- _WHAT THE EXERCISE ASKS_
Print the listing below exactly as written.

:: ENTRIES PROVIDED ::

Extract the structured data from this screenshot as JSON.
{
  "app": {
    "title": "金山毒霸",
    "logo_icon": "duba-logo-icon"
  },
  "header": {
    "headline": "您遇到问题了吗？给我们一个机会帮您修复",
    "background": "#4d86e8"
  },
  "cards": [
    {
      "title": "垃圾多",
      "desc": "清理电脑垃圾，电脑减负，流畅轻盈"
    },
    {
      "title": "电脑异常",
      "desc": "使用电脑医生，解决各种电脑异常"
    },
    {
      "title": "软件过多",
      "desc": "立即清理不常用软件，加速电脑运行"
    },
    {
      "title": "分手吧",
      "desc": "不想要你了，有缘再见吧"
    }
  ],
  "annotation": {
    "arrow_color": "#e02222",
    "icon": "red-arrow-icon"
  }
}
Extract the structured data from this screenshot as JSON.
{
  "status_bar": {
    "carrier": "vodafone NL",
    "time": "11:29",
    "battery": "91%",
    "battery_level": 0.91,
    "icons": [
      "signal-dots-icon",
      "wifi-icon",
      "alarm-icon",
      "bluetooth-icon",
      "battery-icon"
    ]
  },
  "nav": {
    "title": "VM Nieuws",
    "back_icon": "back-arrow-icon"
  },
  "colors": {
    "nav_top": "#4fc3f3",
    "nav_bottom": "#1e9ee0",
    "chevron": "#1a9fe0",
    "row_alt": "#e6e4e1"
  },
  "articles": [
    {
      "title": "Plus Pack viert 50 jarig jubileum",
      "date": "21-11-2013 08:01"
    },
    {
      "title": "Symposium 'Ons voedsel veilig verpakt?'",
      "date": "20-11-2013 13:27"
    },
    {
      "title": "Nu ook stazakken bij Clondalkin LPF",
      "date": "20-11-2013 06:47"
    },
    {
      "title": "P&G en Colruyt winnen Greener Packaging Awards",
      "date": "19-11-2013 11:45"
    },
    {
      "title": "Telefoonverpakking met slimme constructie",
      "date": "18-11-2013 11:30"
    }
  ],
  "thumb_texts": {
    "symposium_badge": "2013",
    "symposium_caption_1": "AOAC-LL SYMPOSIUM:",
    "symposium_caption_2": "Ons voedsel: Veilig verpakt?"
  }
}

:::

- _SOLUTION FOR THIS PROBLEM_
Extract the structured data from this screenshot as JSON.
{
  "app": {
    "title": "金山毒霸",
    "logo_icon": "duba-logo-icon"
  },
  "header": {
    "headline": "您遇到问题了吗？给我们一个机会帮您修复",
    "background": "#4d86e8"
  },
  "cards": [
    {
      "title": "垃圾多",
      "desc": "清理电脑垃圾，电脑减负，流畅轻盈"
    },
    {
      "title": "电脑异常",
      "desc": "使用电脑医生，解决各种电脑异常"
    },
    {
      "title": "软件过多",
      "desc": "立即清理不常用软件，加速电脑运行"
    },
    {
      "title": "分手吧",
      "desc": "不想要你了，有缘再见吧"
    }
  ],
  "annotation": {
    "arrow_color": "#e02222",
    "icon": "red-arrow-icon"
  }
}
Extract the structured data from this screenshot as JSON.
{
  "status_bar": {
    "carrier": "vodafone NL",
    "time": "11:29",
    "battery": "91%",
    "battery_level": 0.91,
    "icons": [
      "signal-dots-icon",
      "wifi-icon",
      "alarm-icon",
      "bluetooth-icon",
      "battery-icon"
    ]
  },
  "nav": {
    "title": "VM Nieuws",
    "back_icon": "back-arrow-icon"
  },
  "colors": {
    "nav_top": "#4fc3f3",
    "nav_bottom": "#1e9ee0",
    "chevron": "#1a9fe0",
    "row_alt": "#e6e4e1"
  },
  "articles": [
    {
      "title": "Plus Pack viert 50 jarig jubileum",
      "date": "21-11-2013 08:01"
    },
    {
      "title": "Symposium 'Ons voedsel veilig verpakt?'",
      "date": "20-11-2013 13:27"
    },
    {
      "title": "Nu ook stazakken bij Clondalkin LPF",
      "date": "20-11-2013 06:47"
    },
    {
      "title": "P&G en Colruyt winnen Greener Packaging Awards",
      "date": "19-11-2013 11:45"
    },
    {
      "title": "Telefoonverpakking met slimme constructie",
      "date": "18-11-2013 11:30"
    }
  ],
  "thumb_texts": {
    "symposium_badge": "2013",
    "symposium_caption_1": "AOAC-LL SYMPOSIUM:",
    "symposium_caption_2": "Ons voedsel: Veilig verpakt?"
  }
}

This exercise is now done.